NEW YORK — For car buyers, four words mean the difference between going home in a new sedan or their old clunker: Your loan is approved.
They are being uttered more often these days, spurred by a trillion-dollar government program that provides guarantees when those loans are sold to investors. That is helping banks, credit unions and auto finance companies make auto loans at a quickening pace. And consumers are paying less to borrow. Interest rates have been at record lows since last December.
It's bit of good news for the auto industry in the U.S., where 2009 sales are expected to hit a 30-year low of around 10 million when figures are announced Tuesday. Partly because of loosening credit, industry analysts expect more than 1 million cars and light trucks to be sold in December, the best monthly performance since Cash for Clunkers in August.

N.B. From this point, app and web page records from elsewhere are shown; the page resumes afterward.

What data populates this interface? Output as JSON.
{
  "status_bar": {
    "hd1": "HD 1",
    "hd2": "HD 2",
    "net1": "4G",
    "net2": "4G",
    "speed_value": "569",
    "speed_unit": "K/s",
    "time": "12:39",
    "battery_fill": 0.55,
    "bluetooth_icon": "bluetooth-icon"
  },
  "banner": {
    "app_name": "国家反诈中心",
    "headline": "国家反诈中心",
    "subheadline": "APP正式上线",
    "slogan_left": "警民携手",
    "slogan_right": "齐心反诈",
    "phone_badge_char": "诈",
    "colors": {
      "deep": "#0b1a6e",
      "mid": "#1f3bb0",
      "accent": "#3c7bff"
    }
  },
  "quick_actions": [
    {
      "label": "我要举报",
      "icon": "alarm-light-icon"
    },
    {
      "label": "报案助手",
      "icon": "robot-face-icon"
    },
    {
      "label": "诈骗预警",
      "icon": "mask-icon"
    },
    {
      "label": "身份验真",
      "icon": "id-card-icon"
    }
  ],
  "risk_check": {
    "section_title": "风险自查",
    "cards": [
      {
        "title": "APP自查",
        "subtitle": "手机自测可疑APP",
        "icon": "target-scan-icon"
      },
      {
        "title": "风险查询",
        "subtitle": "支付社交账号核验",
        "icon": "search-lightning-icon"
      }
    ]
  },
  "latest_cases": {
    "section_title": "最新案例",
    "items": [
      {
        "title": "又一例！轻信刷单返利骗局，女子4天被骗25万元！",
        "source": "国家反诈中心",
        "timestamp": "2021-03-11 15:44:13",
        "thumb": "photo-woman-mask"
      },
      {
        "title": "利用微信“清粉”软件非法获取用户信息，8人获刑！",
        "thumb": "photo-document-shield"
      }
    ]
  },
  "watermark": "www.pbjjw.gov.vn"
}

Financial firms wrote 5.5 percent more car loans in the third quarter compared with the prior three months, Experian Automotive says. Fourth-quarter figures aren't yet available, but Jesse Toprak, vice president of the auto pricing tracker TrueCar Inc., says December saw an uptick in auto loan approvals for consumers with average or above-average credit as auto finance companies tried to clear out inventory.
Paul Taylor, chief economist for the National Auto Dealers Association, said used-car prices also have stabilized due to limited supply, making used-car loans more attractive to banks.

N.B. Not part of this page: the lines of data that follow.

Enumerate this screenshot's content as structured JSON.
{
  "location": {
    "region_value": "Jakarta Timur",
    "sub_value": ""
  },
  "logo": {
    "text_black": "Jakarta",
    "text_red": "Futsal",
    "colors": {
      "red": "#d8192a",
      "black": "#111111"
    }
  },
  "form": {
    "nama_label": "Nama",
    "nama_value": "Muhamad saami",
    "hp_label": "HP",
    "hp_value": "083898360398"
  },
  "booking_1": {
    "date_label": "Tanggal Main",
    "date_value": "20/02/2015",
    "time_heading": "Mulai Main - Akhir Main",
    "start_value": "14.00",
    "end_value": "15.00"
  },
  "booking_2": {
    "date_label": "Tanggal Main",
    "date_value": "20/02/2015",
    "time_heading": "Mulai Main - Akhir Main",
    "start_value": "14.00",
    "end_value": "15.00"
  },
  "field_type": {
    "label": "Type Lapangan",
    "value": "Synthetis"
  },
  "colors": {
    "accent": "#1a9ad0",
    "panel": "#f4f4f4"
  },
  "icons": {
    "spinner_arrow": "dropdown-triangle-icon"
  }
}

Still, Toprak said it could take another year or even longer for financial firms to trust consumers enough to return to normal levels for auto lending. It's also far from the freewheeling days of the credit boom. Third-quarter auto lending was down 30 percent from the same period in 2006, a year when U.S. car and light truck sales reached 16.5 million.

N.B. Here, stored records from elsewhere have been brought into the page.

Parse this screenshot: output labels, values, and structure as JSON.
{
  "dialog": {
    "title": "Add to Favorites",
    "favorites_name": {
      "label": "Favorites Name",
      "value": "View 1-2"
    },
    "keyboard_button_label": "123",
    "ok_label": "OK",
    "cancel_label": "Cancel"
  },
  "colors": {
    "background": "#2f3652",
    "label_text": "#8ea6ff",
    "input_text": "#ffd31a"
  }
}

In the meantime, only those with good credit need apply.
A top-tier borrower — someone with a credit score between 720 and 850 — can get a 36-month auto loan with an average monthly rate of 5.74 percent, down from 6.65 percent a year ago, according to Informa Research Services, a financial research firm headquartered in Calabasas, Calif. On a $20,000 car loan, that's a savings of nearly $300 over three years.
But the cost of borrowing has risen for people in the bottom tier. A person with a score of 500 to 589 has seen the average rate climb to 18.56 percent from 16.47 percent a year ago. That translates to an extra $751.68 over 3 years. Banks are still nervous about loaning money to risky borrowers given high rates of unemployment, foreclosures and late payments since the financial crisis began.
"We used to have a subprime auto lending industry," says Dan Alpert, managing partner at Westwood Capital, an investment bank involved in the securitization business. "We don't have that anymore."
Although demand for autos has picked up from depths seen at the start of 2009, the lending machine really got moving thanks in large part to grease from the government's TALF — or Term Asset Backed Loan Facility — program. The program began last March and allows investors to borrow money from the Federal Reserve to buy the loans off lenders' books. This raises money and makes room for financial firms to write more loans.
There is evidence it's working. Financial institutions raised more than $19 billion by selling securities made of bundled auto loans in the third quarter last year. That's up nearly 60 percent from the second quarter and more than sixfold from the same period in 2008, according to the Securities Industry & Financial Markets Association.
TALF is scheduled to end in March 2010. Whether the market for securitized loans can stand on its own at that point depends on the state of the economy, lending experts say.
The concerns are similar to those in the housing market, where tax credits for first-time home buyers have helped prop up demand. But those credits expire April 30. And loan activity, in general, has been weak. According to the Federal Reserve, loans by the nation's 8,000 banks have fallen 8 percent to $6.7 trillion in the past year, and some analysts expect them to keep falling at least through next year.
But there are good signs. The proportion of loans — auto and other — requiring TALF support has declined steadily over the past several months and should continue to fall early this year as the market for securitized loans continues to improve, says Tom Deutsch, deputy executive director of the American Securitization Forum, an industry group that represents those who turn debt into bonds.
"It should be relatively easy to wean off TALF," he says.
In the meantime, the easier lending market has helped car buyers like Marissa Corbitt, who last month bought her first-ever car with a loan from Nissan's financing arm, NMAC.
Corbitt, a 24-year-old accountant from Chattanooga, Tenn., was able to negotiate the cost of her 2010 Rogue down several thousand dollars to about $20,500 after some incentives. She said she was then pleasantly surprised by the interest rate NMAC offered her for the crossover.
"Nissan was offering a 2.9 percent APR, so I got that," said Corbitt, whose top-tier credit score helped her case. "It's a good interest rate."
George Pipas, Ford Motor Co.'s top U.S. sales analyst, says the industry appears to have passed through its lowest point and is trending toward a slow recovery.
"The situation is still fragile," Pipas said. "You can't walk away from concerns about employment and income."